The sport the French are truly mad about is cycling. It was, after all, in Paris’s Palais Royale gardens in 1791 that the precursor of the modern bicycle, the célerifière, was presented; the French can also legitimately claim the sport of cycle racing as their own, with the first event, a 1200-metre sprint, held in Paris in 1868 – won by an Englishman.
The world’s premier cycling race is the Tour de France, held over three weeks in July and covering around 3500 kilometres. The course changes each year, but always includes some truly arduous mountain stages and time trials, and ends on the Champs-Élysées. An aggregate of each rider’s times is made daily, the overall leader wearing the coveted yellow jersey (maillot jaune). Huge crowds turn out to cheer on the cyclists and the French president himself presents the jersey to the overall winner. The last French cyclist to win the Tour was Bernard Hinault in 1985, while Bradley Wiggins, the 2012 champion, was the first Brit to clinch the title since 1903, followed a year later by team mate Chris Froome, who has made further history by winning it twice (2013 and 2015).

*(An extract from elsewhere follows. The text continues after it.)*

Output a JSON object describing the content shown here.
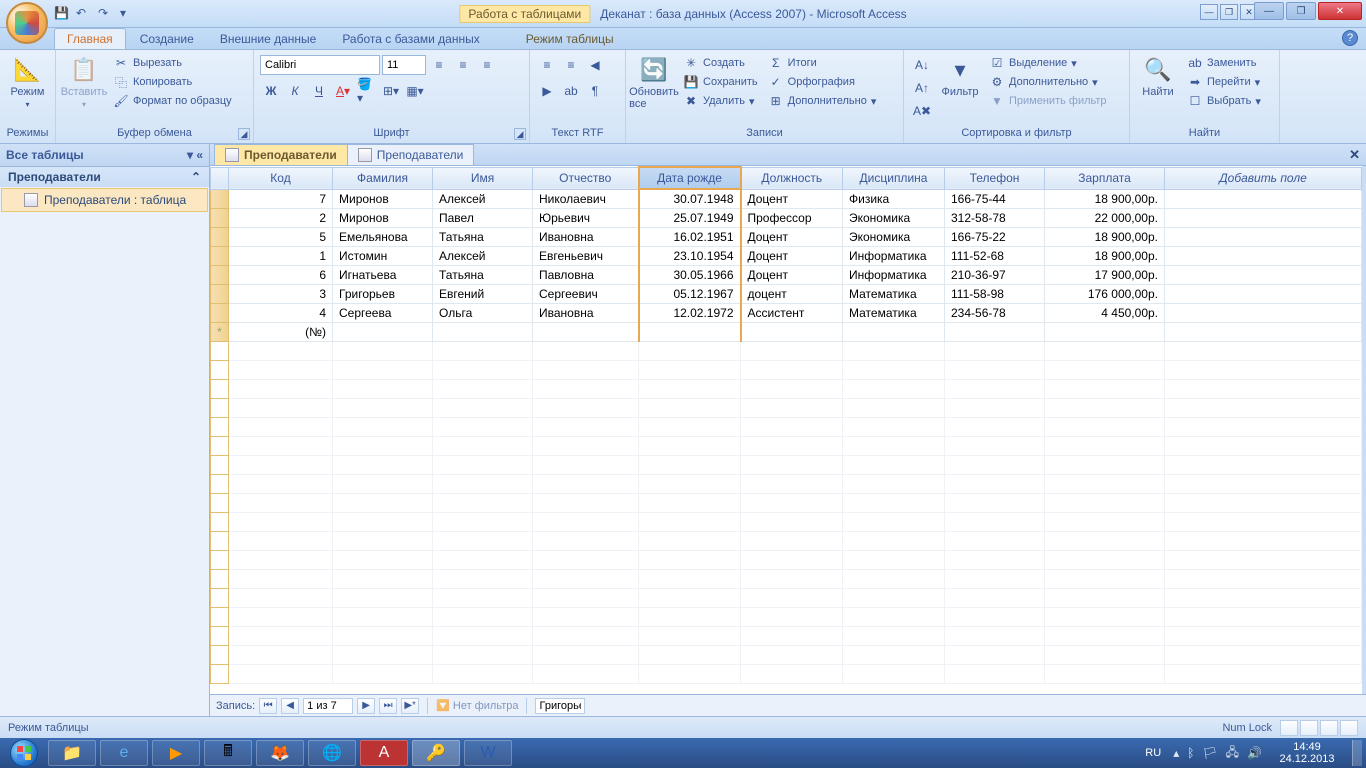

Other classic long-distance bike races include the Paris–Roubaix, instigated in 1896 and held in April, which is reputed to be the most exacting one-day race in the world; the Paris–Brussels (Sept), held since 1893; and the rugged seven-day Paris–Nice event (March). Details for all the above can be found at letour.fr.
Football (soccer) is France’s number one team sport. After its legendary win at the 1998 World Cup, the national team’s chequered recent history reached its nadir at the 2010 World Cup in South Africa, when the players refused to train after Nicolas Anelka was expelled from the squad for verbally abusing coach Raymond Domenech; a disastrous World Cup performance subsequently ended with defeat 2-1 by the host nation and an ignominious exit from the competition in the first round. In both the 2012 Euros and the 2014 World Cup they surpassed the group stages but were knocked out by eventual victors Spain (2012) and Germany (2014).
The domestic game has been on the up in recent years, and average attendances have improved. The leading club sides include AS Monaco, Olympique Lyonnais and Olympique de Marseille. For the latest information visit the website of the Ligue de Football Professionel at lfp.fr.
Tickets to see domestic clubs are available either from specific club websites, or in the towns where they are playing; ask at local tourist offices. To watch the national team, you can get tickets online at fff.fr (Fédération Française de Football), or try francebillet.com. Prices tend to start at around €10–15.
Although most popular in the southwest, rugby enjoys a passionate following throughout France. The France rugby team is continually successful in European tournaments while in the World Cup clash they have reached the final three times, losing to New Zealand in 1987 and 2011, and to Australia in 1999. More international competition is provided by the Six Nations tournament – the other five nations being England, Ireland, Italy, Scotland and Wales. France has been one of the most consistent teams in recent years, having won the competition sixteen times, shared it a further eight times and gained the Grand Slam title in 2002, 2004 and 2010.
Domestic clubs to watch out for include Toulouse (record-breaking four-time winners of the Europe-wide Heineken Cup), Paris’s Stade Français, Perpignan, Brive, Agen, and the Basque teams of Bayonne and Biarritz, which still retain their reputation as keepers of the game’s soul.
Tickets for local games can be bought through the clubs themselves, with prices starting around €10. For bigger domestic and international games, they are available online at francebillet.com. Information can be found on the Fédération Française de Rugby’s website (ffr.fr).
In the Basque country (and also in the nearby Landes), the main draw for crowds is pelota, a lethally (sometimes literally) fast variety of team handball or racquetball played in a walled court with a ball of solid wood. The most popular form today is played with bare hands in a two-walled court called a fronton. In other varieties wooden bats are used or wicker slings strapped to the players’ arms. Ask at local tourist offices for details of where to see the game played.
In and around the Camargue, the number-one sport is bullfighting. Different from the Spanish version, the course camarguaise involves variations on the theme of removing cockades from the base of the bull’s horns, and it’s generally the fighters, rather than the bulls, who get hurt. Further west, particularly in the Landes département, you’ll come across the similar courses landaises where men perform acrobatics with the by no means docile local cows.
Spanish bullfights, known as corridas, do take place – and draw capacity crowds – in southern France. The major events of the year are the Féria de Nîmes at Pentecost (Whitsun) and the Easter féria at Arles. See the local press or ask at tourist offices for details of where to pick up tickets.
In every town or village square, particularly in the south, you’ll see beret-clad men playing boules or its variant, pétanque (in which contestants must keep both feet on the ground when throwing). Although more women are taking up boules, at competition level it remains very male-dominated: there are café or village teams and endless championships.